## WHAT THIS TASK INVOLVES:
Copy out, from the data, each line containing the string "bold".
Segment Start: EXTRACTED DATA
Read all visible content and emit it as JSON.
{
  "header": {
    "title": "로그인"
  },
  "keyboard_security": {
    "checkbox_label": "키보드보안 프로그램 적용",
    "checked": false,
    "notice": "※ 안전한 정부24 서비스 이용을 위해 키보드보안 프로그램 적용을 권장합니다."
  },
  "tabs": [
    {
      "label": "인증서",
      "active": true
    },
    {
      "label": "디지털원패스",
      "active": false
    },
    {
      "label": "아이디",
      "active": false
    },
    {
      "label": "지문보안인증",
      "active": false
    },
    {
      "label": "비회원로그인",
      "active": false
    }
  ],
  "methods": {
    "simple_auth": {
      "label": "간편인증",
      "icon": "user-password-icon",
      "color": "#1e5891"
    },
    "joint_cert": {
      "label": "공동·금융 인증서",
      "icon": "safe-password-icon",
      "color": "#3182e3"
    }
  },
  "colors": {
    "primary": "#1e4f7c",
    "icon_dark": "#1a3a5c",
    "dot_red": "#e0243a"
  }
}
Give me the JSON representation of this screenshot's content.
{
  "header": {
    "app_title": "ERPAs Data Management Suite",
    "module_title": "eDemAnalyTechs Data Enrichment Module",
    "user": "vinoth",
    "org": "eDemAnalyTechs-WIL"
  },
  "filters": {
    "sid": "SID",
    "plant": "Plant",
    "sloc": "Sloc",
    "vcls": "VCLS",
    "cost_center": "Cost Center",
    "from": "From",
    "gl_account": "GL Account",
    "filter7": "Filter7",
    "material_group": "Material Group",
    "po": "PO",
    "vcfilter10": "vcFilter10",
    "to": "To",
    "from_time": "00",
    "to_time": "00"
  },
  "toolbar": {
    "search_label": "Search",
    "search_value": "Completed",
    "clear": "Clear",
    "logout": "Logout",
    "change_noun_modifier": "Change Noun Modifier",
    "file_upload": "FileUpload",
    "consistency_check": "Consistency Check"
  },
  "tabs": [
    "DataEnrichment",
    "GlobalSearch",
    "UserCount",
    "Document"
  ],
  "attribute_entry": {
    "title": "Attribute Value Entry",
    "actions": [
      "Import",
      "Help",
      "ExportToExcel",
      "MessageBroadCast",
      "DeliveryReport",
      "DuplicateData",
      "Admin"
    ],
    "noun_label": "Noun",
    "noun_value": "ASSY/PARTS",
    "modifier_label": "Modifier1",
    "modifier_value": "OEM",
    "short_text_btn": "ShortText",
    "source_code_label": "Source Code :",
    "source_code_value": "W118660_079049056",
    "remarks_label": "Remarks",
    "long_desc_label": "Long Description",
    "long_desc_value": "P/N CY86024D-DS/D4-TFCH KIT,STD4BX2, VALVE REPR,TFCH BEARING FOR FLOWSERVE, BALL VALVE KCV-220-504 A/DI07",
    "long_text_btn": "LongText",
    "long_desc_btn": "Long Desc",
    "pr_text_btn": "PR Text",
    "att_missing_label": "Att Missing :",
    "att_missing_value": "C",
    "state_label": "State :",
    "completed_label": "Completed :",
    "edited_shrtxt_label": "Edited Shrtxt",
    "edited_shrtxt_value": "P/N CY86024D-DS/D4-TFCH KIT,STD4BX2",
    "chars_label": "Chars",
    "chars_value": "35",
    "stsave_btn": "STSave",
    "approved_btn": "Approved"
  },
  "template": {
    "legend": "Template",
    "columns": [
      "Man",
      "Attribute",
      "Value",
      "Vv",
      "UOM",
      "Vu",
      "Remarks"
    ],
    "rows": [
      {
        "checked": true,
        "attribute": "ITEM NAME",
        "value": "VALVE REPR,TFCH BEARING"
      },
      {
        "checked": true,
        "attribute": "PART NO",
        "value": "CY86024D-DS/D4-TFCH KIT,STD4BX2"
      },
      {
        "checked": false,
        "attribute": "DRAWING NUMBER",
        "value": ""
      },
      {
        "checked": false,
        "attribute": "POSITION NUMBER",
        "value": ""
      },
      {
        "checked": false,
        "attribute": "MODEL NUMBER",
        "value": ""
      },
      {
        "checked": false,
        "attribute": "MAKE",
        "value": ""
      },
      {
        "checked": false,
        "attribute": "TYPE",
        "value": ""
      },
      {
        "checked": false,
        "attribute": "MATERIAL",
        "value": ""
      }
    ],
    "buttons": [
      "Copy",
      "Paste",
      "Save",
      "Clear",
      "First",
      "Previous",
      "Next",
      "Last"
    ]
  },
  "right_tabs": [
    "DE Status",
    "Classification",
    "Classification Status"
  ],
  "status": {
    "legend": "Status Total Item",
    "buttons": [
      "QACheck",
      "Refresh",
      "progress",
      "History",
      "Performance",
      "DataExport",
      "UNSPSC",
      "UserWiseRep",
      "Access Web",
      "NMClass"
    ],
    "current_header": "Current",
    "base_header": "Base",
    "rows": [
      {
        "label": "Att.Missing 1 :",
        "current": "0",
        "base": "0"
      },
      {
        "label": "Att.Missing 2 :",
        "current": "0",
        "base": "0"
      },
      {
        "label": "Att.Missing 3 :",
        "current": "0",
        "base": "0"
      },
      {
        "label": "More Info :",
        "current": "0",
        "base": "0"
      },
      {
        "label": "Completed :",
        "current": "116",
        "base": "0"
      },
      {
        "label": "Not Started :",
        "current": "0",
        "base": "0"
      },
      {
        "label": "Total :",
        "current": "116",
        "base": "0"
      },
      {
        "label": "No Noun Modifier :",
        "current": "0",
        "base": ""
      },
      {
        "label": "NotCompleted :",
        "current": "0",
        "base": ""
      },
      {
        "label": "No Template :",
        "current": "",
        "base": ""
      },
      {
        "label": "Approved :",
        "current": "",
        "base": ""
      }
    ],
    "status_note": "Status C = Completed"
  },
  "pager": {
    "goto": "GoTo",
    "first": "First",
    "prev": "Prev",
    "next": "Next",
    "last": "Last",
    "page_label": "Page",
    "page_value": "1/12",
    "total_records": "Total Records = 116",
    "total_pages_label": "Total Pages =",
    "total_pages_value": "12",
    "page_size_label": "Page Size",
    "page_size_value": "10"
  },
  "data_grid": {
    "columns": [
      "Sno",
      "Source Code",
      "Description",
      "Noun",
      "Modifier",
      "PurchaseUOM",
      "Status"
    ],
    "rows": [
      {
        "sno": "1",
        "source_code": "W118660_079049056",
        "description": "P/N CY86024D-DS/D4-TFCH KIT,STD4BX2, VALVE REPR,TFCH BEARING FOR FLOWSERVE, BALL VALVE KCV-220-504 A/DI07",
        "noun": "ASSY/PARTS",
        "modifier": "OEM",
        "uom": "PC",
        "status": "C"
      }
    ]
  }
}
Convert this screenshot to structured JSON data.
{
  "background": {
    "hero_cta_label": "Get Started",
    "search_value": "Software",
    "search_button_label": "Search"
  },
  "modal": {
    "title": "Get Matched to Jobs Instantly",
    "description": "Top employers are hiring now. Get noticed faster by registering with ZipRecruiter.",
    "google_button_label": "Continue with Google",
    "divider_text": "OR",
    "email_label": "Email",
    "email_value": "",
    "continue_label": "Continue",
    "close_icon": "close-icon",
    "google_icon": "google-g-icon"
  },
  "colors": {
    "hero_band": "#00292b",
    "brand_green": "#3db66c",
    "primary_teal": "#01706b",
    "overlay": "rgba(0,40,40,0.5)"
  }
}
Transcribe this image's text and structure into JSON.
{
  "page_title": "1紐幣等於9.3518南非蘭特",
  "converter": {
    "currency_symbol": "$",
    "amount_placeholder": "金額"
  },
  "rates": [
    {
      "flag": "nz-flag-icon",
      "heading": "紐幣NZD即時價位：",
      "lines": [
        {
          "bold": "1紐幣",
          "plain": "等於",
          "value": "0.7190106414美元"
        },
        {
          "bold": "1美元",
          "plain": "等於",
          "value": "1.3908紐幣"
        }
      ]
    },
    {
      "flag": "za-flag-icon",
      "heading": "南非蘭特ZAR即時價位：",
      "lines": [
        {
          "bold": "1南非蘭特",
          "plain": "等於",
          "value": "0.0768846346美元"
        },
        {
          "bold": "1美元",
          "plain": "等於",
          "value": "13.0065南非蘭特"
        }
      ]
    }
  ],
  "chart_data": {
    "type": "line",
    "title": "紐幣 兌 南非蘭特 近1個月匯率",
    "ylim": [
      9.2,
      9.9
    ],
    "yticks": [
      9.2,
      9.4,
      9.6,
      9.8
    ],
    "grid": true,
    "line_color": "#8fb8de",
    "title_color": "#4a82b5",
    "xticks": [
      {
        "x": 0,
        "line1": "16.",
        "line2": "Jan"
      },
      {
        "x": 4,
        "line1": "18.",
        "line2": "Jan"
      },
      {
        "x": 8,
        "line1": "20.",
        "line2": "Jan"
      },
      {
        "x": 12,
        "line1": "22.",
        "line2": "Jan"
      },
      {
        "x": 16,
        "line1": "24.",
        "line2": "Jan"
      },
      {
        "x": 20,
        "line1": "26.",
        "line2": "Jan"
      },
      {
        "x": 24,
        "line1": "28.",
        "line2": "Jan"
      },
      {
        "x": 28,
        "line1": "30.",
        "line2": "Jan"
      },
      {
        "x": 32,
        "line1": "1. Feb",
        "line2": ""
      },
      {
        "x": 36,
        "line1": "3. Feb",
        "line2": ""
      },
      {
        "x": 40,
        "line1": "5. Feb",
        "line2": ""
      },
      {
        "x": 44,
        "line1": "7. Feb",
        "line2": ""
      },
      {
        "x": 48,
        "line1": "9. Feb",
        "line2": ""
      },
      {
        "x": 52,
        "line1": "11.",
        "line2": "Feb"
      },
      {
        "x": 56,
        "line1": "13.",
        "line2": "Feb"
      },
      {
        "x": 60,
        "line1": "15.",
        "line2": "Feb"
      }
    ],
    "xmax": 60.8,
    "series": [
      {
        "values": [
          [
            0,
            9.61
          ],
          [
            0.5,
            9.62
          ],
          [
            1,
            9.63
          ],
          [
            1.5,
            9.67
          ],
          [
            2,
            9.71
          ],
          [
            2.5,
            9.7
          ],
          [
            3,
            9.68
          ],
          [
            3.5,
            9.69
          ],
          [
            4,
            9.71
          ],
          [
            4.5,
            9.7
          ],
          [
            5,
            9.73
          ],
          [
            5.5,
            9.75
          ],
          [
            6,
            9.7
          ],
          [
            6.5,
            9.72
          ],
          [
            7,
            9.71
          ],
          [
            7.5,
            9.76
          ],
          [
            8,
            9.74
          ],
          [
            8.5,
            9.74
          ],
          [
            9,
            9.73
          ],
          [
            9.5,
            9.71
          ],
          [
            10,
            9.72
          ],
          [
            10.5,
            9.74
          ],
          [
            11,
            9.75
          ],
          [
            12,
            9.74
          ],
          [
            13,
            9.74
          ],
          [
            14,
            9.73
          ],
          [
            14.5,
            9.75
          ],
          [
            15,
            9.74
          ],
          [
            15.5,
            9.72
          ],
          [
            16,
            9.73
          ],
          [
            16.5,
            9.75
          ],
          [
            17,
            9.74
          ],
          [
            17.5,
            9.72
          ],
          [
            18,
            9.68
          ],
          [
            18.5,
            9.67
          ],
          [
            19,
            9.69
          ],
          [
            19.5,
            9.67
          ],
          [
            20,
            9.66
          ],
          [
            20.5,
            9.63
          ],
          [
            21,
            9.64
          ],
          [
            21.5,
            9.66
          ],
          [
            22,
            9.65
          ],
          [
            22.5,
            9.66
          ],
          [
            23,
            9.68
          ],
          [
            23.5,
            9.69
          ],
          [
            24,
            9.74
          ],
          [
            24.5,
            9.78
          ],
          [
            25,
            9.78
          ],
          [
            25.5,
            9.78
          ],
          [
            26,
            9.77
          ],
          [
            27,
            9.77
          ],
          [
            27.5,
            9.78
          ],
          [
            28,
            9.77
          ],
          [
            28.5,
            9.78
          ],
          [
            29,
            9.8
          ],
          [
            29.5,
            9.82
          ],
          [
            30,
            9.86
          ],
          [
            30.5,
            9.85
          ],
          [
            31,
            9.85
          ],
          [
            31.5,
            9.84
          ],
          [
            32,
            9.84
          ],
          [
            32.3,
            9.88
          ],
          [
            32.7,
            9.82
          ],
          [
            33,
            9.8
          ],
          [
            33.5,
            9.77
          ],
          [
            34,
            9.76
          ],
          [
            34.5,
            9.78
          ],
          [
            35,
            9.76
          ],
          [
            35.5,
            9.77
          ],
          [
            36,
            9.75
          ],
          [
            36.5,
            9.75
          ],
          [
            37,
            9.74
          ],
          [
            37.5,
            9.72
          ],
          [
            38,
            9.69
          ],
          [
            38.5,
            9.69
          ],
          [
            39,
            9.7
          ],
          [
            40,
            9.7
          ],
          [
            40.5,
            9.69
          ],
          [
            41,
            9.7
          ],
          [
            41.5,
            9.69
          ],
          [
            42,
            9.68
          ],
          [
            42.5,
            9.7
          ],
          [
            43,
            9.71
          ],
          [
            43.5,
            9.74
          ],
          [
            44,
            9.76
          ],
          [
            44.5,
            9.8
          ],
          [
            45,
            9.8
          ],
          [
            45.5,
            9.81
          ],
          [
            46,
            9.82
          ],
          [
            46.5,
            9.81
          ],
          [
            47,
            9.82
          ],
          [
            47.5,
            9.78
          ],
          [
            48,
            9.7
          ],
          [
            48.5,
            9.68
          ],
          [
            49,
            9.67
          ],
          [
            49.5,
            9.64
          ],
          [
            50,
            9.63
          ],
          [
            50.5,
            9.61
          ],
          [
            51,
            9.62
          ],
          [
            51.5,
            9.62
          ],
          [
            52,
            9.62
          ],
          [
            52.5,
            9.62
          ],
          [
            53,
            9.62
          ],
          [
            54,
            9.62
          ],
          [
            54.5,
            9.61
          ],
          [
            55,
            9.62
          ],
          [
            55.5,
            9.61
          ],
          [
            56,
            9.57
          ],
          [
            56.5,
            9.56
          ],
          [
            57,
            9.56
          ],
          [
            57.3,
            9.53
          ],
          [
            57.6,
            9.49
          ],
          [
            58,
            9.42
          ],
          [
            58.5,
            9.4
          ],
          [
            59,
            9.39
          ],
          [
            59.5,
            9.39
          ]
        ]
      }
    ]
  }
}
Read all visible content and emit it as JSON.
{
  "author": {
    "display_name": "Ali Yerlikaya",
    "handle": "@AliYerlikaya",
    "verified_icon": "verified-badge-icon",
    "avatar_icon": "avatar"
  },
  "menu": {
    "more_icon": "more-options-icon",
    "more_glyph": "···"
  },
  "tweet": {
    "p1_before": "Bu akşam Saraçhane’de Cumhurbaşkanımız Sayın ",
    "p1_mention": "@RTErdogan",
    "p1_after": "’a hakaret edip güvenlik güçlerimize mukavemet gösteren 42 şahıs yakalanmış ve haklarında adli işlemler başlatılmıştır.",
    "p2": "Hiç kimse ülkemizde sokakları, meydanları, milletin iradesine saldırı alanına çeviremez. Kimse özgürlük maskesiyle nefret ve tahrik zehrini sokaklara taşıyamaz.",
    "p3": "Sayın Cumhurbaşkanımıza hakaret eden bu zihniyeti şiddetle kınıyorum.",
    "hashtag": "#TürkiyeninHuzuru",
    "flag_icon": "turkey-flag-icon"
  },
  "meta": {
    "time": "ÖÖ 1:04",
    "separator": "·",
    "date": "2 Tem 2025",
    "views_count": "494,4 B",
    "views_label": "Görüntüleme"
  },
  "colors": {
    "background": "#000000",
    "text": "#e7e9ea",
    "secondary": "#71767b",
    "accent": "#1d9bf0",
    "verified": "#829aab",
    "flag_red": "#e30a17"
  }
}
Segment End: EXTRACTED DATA
## RESPONSE TO THE EXERCISE:
          "bold": "1紐幣",
          "bold": "1美元",
          "bold": "1南非蘭特",
          "bold": "1美元",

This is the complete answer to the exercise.